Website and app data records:
= Beginning of Section =
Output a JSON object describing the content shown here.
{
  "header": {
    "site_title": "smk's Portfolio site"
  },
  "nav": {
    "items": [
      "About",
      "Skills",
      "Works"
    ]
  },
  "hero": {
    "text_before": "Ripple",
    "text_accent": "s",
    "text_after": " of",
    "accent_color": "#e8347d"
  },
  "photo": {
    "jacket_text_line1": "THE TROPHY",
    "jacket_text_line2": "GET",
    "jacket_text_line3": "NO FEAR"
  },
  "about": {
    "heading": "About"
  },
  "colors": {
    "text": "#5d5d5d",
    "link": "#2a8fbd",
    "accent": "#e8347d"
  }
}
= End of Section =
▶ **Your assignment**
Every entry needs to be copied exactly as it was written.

▶ **Answer space**
Output a JSON object describing the content shown here.
{
  "header": {
    "site_title": "smk's Portfolio site"
  },
  "nav": {
    "items": [
      "About",
      "Skills",
      "Works"
    ]
  },
  "hero": {
    "text_before": "Ripple",
    "text_accent": "s",
    "text_after": " of",
    "accent_color": "#e8347d"
  },
  "photo": {
    "jacket_text_line1": "THE TROPHY",
    "jacket_text_line2": "GET",
    "jacket_text_line3": "NO FEAR"
  },
  "about": {
    "heading": "About"
  },
  "colors": {
    "text": "#5d5d5d",
    "link": "#2a8fbd",
    "accent": "#e8347d"
  }
}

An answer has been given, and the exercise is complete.